With Ireland’s water and sewerage infrastructure in need of a multi-year investment programme costing well over €500 million a year, the issue will have a crucial impact on the incoming government’s ability to spend money on public services and/or tax cuts.
The cash costs have been estimated at about €100 million, and largely involve paying off staff who would not be transferred to local authorities. It would also include the cost of breaking leases and contracts, and the costs of transferring back the property already put into Irish Water ownership.
Sunk costs are categorised as expenditure the value of which would be lost if the company was abolished or water charges ended. Some €500 million has been spent on the metering system, and another €170 million on establishing the financial, procurement and customer processing systems that Irish Water uses.
The benefits forgone are the domestic water charges valued at €1.6 billion that would be collected in the period to 2021, and a further €1.6 billion in savings that are part of the utility’s business plan to 2021.
State balance sheetThe final issue is whether Irish Water’s borrowings could be kept off the State’s balance sheet, something that is decided on in Europe.
At present the utility does not qualify, in large part because of the Government’s decision to give people water conservation grants.
Without water charges, the utility cannot pass the Eurostat test. The achievement of savings, and an increase in domestic customers paying their water charges, which stands at about 63 per cent, will be key to passing the Eurostat test. Late-payment charges begin to apply from July.
Minister for Agriculture Simon Coveney told RTÉ’s Prime Time last night that Fine Gael will certainly be willing to talk about water during negotiations on the formation of a new government.
Fianna Fáil has said, if in government, it would abolish the controversial company and suspend water charges but the move could see hundreds of jobs being lost in party leader Micheál Martin’s constituency. About 400 people at Abtran’s Cork facility are involved in providing outsourced customer services to Irish Water. Direct employment losses at the utility would be about 500 but a shared services centre in Cork, used by Irish Water and Gas Networks Ireland, would also be likely to let some 100 staff go if the company closes.
Sinn Féin also campaigned on a policy of abolishing Irish Water and water charges. Its newly elected TD for Dublin Bay North, Denise Mitchell, on Tuesday said her party stood on a platform to abolish water charges and it would be a priority in the new Dáil. Newly elected TDs from smaller groups and parties have also supported abolition of the utility.
With Irish Water already taking central control for such issues as procurement, insurance, and an investment plan for a fully mapped water and sewerage system, some experts question if the abolition of the utility was possible. “It would be like putting the toothpaste back in the tube,” said one.
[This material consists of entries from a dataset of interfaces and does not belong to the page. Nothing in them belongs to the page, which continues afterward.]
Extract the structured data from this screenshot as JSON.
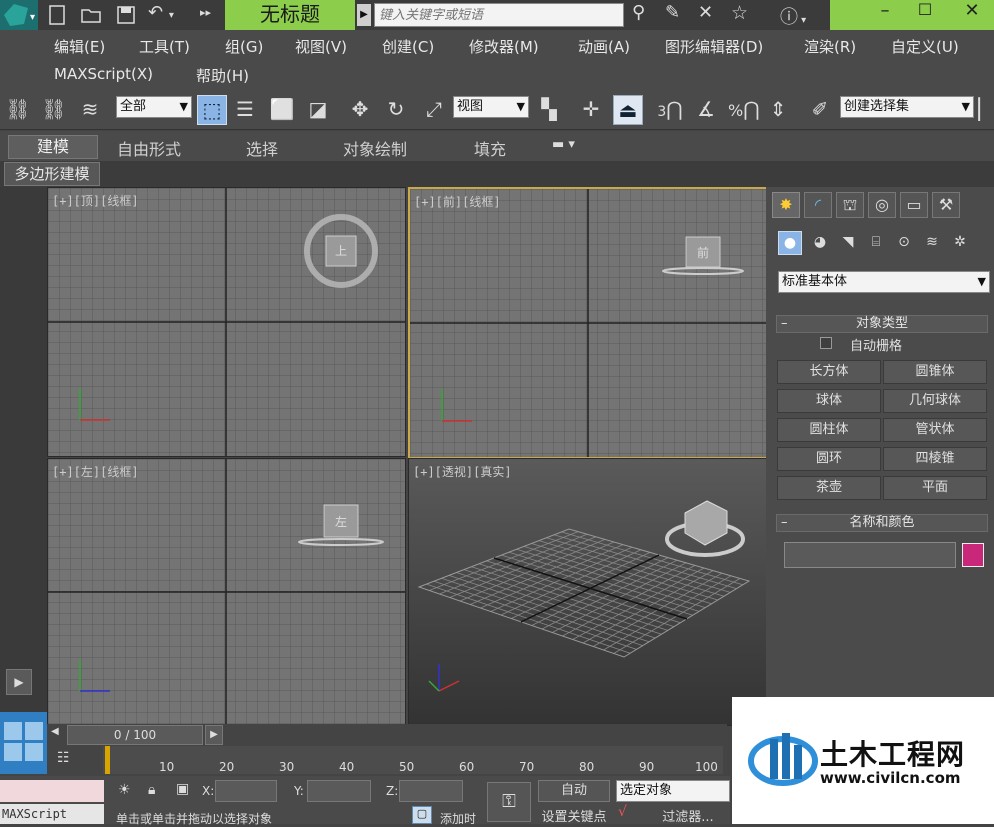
{
  "window": {
    "title": "无标题",
    "search_placeholder": "键入关键字或短语"
  },
  "menu": [
    {
      "label": "编辑(E)"
    },
    {
      "label": "工具(T)"
    },
    {
      "label": "组(G)"
    },
    {
      "label": "视图(V)"
    },
    {
      "label": "创建(C)"
    },
    {
      "label": "修改器(M)"
    },
    {
      "label": "动画(A)"
    },
    {
      "label": "图形编辑器(D)"
    },
    {
      "label": "渲染(R)"
    },
    {
      "label": "自定义(U)"
    },
    {
      "label": "MAXScript(X)"
    },
    {
      "label": "帮助(H)"
    }
  ],
  "toolbar": {
    "selection_filter": "全部",
    "ref_coord": "视图",
    "named_selection": "创建选择集",
    "snap_3": "3",
    "percent": "%"
  },
  "ribbon_tabs": [
    {
      "label": "建模"
    },
    {
      "label": "自由形式"
    },
    {
      "label": "选择"
    },
    {
      "label": "对象绘制"
    },
    {
      "label": "填充"
    }
  ],
  "poly_label": "多边形建模",
  "viewports": {
    "top": {
      "label": "[+][顶][线框]",
      "cube_text": "上"
    },
    "front": {
      "label": "[+][前][线框]",
      "cube_text": "前"
    },
    "left": {
      "label": "[+][左][线框]",
      "cube_text": "左"
    },
    "persp": {
      "label": "[+][透视][真实]"
    }
  },
  "command_panel": {
    "category": "标准基本体",
    "object_type_title": "对象类型",
    "auto_grid": "自动栅格",
    "buttons": [
      "长方体",
      "圆锥体",
      "球体",
      "几何球体",
      "圆柱体",
      "管状体",
      "圆环",
      "四棱锥",
      "茶壶",
      "平面"
    ],
    "name_color_title": "名称和颜色",
    "object_color": "#c8277a"
  },
  "timeline": {
    "frame": "0 / 100",
    "ticks": [
      "10",
      "20",
      "30",
      "40",
      "50",
      "60",
      "70",
      "80",
      "90",
      "100"
    ]
  },
  "status": {
    "maxscript": "MAXScript",
    "message": "单击或单击并拖动以选择对象",
    "x_label": "X:",
    "y_label": "Y:",
    "z_label": "Z:",
    "auto_key": "自动",
    "selected": "选定对象",
    "set_key": "设置关键点",
    "filters": "过滤器...",
    "add_time": "添加时"
  },
  "watermark": {
    "name": "土木工程网",
    "url": "www.civilcn.com"
  }
}
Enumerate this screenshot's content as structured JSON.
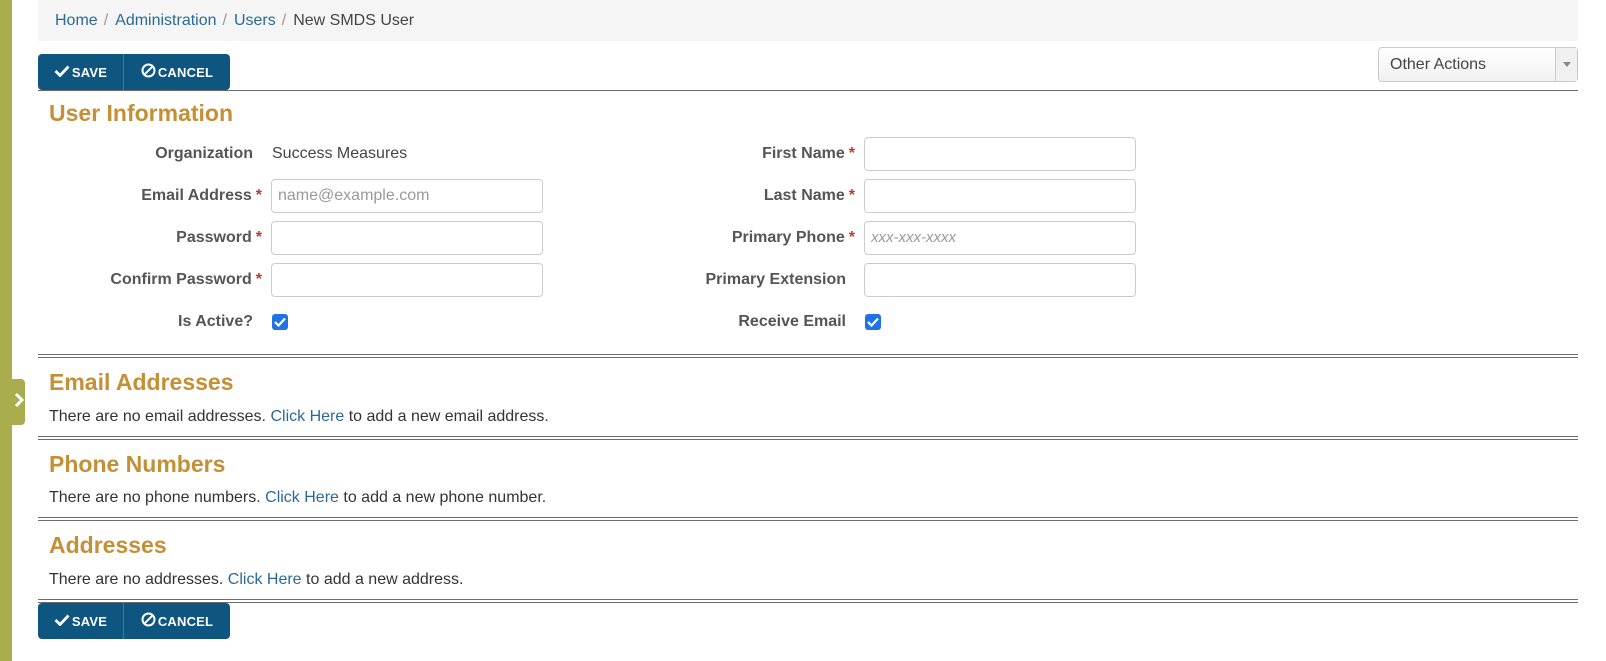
{
  "breadcrumb": {
    "items": [
      "Home",
      "Administration",
      "Users"
    ],
    "separator": "/",
    "current": "New SMDS User"
  },
  "toolbar": {
    "save_label": "SAVE",
    "cancel_label": "CANCEL",
    "other_actions_label": "Other Actions"
  },
  "user_info": {
    "title": "User Information",
    "organization_label": "Organization",
    "organization_value": "Success Measures",
    "email_label": "Email Address",
    "email_placeholder": "name@example.com",
    "password_label": "Password",
    "confirm_password_label": "Confirm Password",
    "is_active_label": "Is Active?",
    "is_active_checked": true,
    "first_name_label": "First Name",
    "last_name_label": "Last Name",
    "primary_phone_label": "Primary Phone",
    "primary_phone_placeholder": "xxx-xxx-xxxx",
    "primary_extension_label": "Primary Extension",
    "receive_email_label": "Receive Email",
    "receive_email_checked": true,
    "required_marker": "*"
  },
  "email_addresses": {
    "title": "Email Addresses",
    "empty_prefix": "There are no email addresses.",
    "link_text": "Click Here",
    "empty_suffix": "to add a new email address."
  },
  "phone_numbers": {
    "title": "Phone Numbers",
    "empty_prefix": "There are no phone numbers.",
    "link_text": "Click Here",
    "empty_suffix": "to add a new phone number."
  },
  "addresses": {
    "title": "Addresses",
    "empty_prefix": "There are no addresses.",
    "link_text": "Click Here",
    "empty_suffix": "to add a new address."
  },
  "colors": {
    "primary_button": "#0e5580",
    "section_title": "#c48f35",
    "link": "#2a6a97",
    "rail": "#a9ad4e",
    "required": "#c0392b",
    "checkbox": "#1e73e8"
  }
}
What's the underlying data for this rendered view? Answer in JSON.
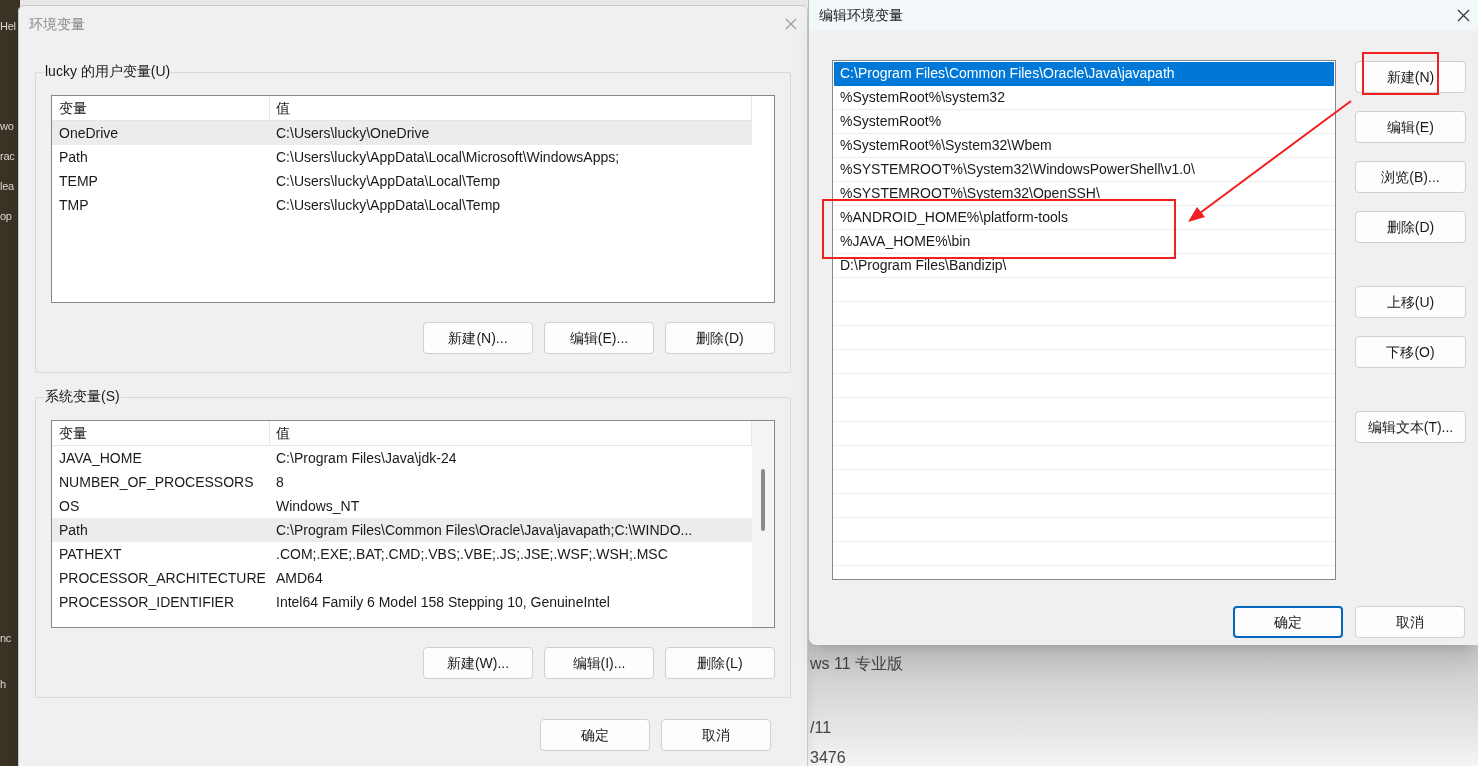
{
  "background": {
    "side_texts": [
      "Hel",
      "wo",
      "rac",
      "lea",
      "op",
      "nc",
      "h"
    ],
    "window_texts": [
      "ws 11 专业版",
      "/11",
      "3476"
    ]
  },
  "env_dialog": {
    "title": "环境变量",
    "groups": [
      {
        "label": "lucky 的用户变量(U)",
        "columns": [
          "变量",
          "值"
        ],
        "rows": [
          {
            "name": "OneDrive",
            "value": "C:\\Users\\lucky\\OneDrive",
            "selected": true
          },
          {
            "name": "Path",
            "value": "C:\\Users\\lucky\\AppData\\Local\\Microsoft\\WindowsApps;",
            "selected": false
          },
          {
            "name": "TEMP",
            "value": "C:\\Users\\lucky\\AppData\\Local\\Temp",
            "selected": false
          },
          {
            "name": "TMP",
            "value": "C:\\Users\\lucky\\AppData\\Local\\Temp",
            "selected": false
          }
        ],
        "buttons": [
          "新建(N)...",
          "编辑(E)...",
          "删除(D)"
        ]
      },
      {
        "label": "系统变量(S)",
        "columns": [
          "变量",
          "值"
        ],
        "rows": [
          {
            "name": "JAVA_HOME",
            "value": "C:\\Program Files\\Java\\jdk-24",
            "selected": false
          },
          {
            "name": "NUMBER_OF_PROCESSORS",
            "value": "8",
            "selected": false
          },
          {
            "name": "OS",
            "value": "Windows_NT",
            "selected": false
          },
          {
            "name": "Path",
            "value": "C:\\Program Files\\Common Files\\Oracle\\Java\\javapath;C:\\WINDO...",
            "selected": true
          },
          {
            "name": "PATHEXT",
            "value": ".COM;.EXE;.BAT;.CMD;.VBS;.VBE;.JS;.JSE;.WSF;.WSH;.MSC",
            "selected": false
          },
          {
            "name": "PROCESSOR_ARCHITECTURE",
            "value": "AMD64",
            "selected": false
          },
          {
            "name": "PROCESSOR_IDENTIFIER",
            "value": "Intel64 Family 6 Model 158 Stepping 10, GenuineIntel",
            "selected": false
          }
        ],
        "buttons": [
          "新建(W)...",
          "编辑(I)...",
          "删除(L)"
        ]
      }
    ],
    "buttons": [
      "确定",
      "取消"
    ]
  },
  "edit_dialog": {
    "title": "编辑环境变量",
    "entries": [
      {
        "text": "C:\\Program Files\\Common Files\\Oracle\\Java\\javapath",
        "selected": true,
        "marked": false
      },
      {
        "text": "%SystemRoot%\\system32",
        "selected": false,
        "marked": false
      },
      {
        "text": "%SystemRoot%",
        "selected": false,
        "marked": false
      },
      {
        "text": "%SystemRoot%\\System32\\Wbem",
        "selected": false,
        "marked": false
      },
      {
        "text": "%SYSTEMROOT%\\System32\\WindowsPowerShell\\v1.0\\",
        "selected": false,
        "marked": false
      },
      {
        "text": "%SYSTEMROOT%\\System32\\OpenSSH\\",
        "selected": false,
        "marked": false
      },
      {
        "text": "%ANDROID_HOME%\\platform-tools",
        "selected": false,
        "marked": true
      },
      {
        "text": "%JAVA_HOME%\\bin",
        "selected": false,
        "marked": true
      },
      {
        "text": "D:\\Program Files\\Bandizip\\",
        "selected": false,
        "marked": false
      }
    ],
    "buttons": [
      {
        "label": "新建(N)",
        "marked": true
      },
      {
        "label": "编辑(E)",
        "marked": false
      },
      {
        "label": "浏览(B)...",
        "marked": false
      },
      {
        "label": "删除(D)",
        "marked": false
      },
      {
        "label": "上移(U)",
        "marked": false
      },
      {
        "label": "下移(O)",
        "marked": false
      },
      {
        "label": "编辑文本(T)...",
        "marked": false
      }
    ],
    "footer_buttons": [
      {
        "label": "确定",
        "default": true
      },
      {
        "label": "取消",
        "default": false
      }
    ]
  }
}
They also pointed out that abolition of the charges would put Ireland in breach of European rules on the water framework directive and Europe’s “polluter pays” principle. The potential fine for such a breach could be in the region of €120 million.